◆ **TASK TO COMPLETE**
If a line in the entries below includes "icon", pick it out and copy it.

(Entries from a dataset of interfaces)
::::

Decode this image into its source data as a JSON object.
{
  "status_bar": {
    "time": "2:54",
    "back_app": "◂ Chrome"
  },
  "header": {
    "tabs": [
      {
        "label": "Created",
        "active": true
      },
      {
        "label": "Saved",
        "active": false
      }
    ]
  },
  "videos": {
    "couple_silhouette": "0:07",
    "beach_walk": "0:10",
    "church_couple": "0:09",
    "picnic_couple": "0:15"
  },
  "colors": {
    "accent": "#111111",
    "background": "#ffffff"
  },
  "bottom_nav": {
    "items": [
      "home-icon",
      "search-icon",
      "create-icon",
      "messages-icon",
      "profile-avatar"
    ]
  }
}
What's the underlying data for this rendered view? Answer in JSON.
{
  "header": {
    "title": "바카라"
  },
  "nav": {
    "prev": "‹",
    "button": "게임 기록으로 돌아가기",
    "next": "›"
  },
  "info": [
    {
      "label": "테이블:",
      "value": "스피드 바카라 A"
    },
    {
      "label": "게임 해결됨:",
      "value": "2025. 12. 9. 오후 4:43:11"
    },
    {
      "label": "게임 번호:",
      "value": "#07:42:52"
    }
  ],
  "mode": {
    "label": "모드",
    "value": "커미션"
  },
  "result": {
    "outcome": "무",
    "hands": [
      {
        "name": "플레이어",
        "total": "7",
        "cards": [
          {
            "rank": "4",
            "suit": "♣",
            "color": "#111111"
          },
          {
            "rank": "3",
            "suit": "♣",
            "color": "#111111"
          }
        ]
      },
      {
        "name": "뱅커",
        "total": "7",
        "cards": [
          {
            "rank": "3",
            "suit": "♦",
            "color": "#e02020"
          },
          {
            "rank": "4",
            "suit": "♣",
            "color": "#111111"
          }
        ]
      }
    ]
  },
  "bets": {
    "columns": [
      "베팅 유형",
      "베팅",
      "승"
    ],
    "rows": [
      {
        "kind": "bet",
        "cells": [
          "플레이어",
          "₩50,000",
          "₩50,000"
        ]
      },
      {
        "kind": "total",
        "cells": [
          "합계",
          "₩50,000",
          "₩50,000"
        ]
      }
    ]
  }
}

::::

◆ **RESULT OF THE EXERCISE**
      "home-icon",
      "search-icon",
      "create-icon",
      "messages-icon",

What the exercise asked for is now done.